Queens Congresswoman Grace Meng today became the first House Democrat from New York to break with her party’s national leadership and come out against the Obama administration-brokered trade deal with Iran.
Ms. Meng, who represents a diverse district with a sizable Jewish community, argued that the arrangement that Secretary of State John Kerry negotiated and President Barack Obama is urging Congress to pass does not do enough to obstruct the Islamic theocracy’s nuclear program. The deal is supposed to halt the Middle Eastern country’s nuclear program in exchange for the elimination of Western economic sanctions, but Ms. Meng claimed there are insufficient safeguards in place to ensure Iran fulfills its part of the agreement.

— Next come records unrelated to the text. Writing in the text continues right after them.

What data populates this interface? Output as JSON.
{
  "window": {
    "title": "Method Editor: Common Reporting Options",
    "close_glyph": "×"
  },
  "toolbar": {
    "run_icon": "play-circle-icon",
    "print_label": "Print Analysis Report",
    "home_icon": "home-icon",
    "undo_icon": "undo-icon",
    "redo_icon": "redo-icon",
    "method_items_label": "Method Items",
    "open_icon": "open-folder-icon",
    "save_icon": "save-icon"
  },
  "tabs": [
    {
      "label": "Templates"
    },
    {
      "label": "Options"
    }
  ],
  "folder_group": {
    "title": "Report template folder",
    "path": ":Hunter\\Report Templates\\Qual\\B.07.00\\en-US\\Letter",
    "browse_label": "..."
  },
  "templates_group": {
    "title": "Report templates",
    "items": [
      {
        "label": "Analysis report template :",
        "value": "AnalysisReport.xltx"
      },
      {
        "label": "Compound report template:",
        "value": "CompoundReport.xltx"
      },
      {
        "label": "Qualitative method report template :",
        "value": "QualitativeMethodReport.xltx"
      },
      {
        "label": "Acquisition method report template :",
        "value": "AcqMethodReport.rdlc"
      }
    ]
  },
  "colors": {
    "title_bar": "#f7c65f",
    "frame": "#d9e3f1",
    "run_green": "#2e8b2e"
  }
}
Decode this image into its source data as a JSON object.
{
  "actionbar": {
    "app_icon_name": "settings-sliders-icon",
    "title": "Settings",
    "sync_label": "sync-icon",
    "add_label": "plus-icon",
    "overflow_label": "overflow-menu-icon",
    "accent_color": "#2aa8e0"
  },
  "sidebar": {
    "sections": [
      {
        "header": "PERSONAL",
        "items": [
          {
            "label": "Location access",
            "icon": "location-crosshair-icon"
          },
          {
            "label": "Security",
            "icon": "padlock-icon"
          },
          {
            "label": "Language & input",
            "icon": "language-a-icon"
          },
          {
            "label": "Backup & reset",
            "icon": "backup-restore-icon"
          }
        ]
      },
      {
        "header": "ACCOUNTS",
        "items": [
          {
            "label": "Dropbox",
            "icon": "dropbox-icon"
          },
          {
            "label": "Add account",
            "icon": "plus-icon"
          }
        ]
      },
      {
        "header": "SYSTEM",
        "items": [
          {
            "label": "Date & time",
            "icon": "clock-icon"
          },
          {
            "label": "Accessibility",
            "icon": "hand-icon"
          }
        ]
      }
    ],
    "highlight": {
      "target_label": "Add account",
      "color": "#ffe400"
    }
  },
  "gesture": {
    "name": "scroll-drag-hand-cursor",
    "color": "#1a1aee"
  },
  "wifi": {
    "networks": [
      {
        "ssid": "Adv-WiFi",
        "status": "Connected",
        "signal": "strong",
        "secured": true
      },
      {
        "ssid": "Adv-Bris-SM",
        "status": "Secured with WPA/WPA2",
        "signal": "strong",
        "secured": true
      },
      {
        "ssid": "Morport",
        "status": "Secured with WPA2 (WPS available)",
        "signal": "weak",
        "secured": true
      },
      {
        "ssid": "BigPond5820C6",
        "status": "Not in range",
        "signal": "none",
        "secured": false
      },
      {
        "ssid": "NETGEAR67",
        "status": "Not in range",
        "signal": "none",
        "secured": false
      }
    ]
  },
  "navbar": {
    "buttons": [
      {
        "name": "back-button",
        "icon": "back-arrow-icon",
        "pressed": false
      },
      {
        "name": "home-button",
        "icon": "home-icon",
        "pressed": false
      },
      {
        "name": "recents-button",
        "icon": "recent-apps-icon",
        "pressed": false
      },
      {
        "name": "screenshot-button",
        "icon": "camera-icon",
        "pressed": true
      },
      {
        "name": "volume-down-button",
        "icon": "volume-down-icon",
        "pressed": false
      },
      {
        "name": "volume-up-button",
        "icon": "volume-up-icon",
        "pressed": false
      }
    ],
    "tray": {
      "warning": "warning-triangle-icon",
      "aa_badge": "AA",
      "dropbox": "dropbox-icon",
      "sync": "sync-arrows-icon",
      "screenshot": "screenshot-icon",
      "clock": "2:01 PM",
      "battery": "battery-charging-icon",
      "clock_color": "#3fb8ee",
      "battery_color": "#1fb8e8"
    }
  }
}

“I strongly believe the world could and should have a better deal than that set forth in the Joint Comprehensive Plan of Action, which I will therefore oppose,” she said in a statement to the press. “I believe the inspections procedures set forth are flawed.”
The congresswoman worried that the deal would permit Iran to retain the facilities for nuclear development, and to reanimate them once the agreement’s 10-year time frame expires. Ms. Meng also highlighted the oil-fueled state’s history of funding militant Islamist groups like Hamas and Hezbollah.
“The immediate sanctions relief provided Iran in the deal would incentivize the funding of terrorism and lessen Iran’s interest in restraining its nuclear ambitions over the long term,” she warned.
“I commend President Obama and Secretary Kerry for their efforts to prevent Iran from acquiring a nuclear weapon, but the deal before us now is simply too dangerous for the American people,” she said, though she maintained hope for future negotiations. “I have every confidence a better deal can be realized.”
To prevent the deal from becoming international law, Congress must not only vote against it, but successfully override the president’s presumptive veto. Political observers say this is unlikely.
Assemblyman Dov Hikind, a Brooklyn Democrat, was arrested last week for protesting the treaty outside the office of Senator Charles Schumer, who has yet to declare how he will vote on the proposal. Congressman Eliot Engel, a Bronx Democrat, told the Observer last week that he found aspects of the agreement “very troubling” and hinted he could vote against it.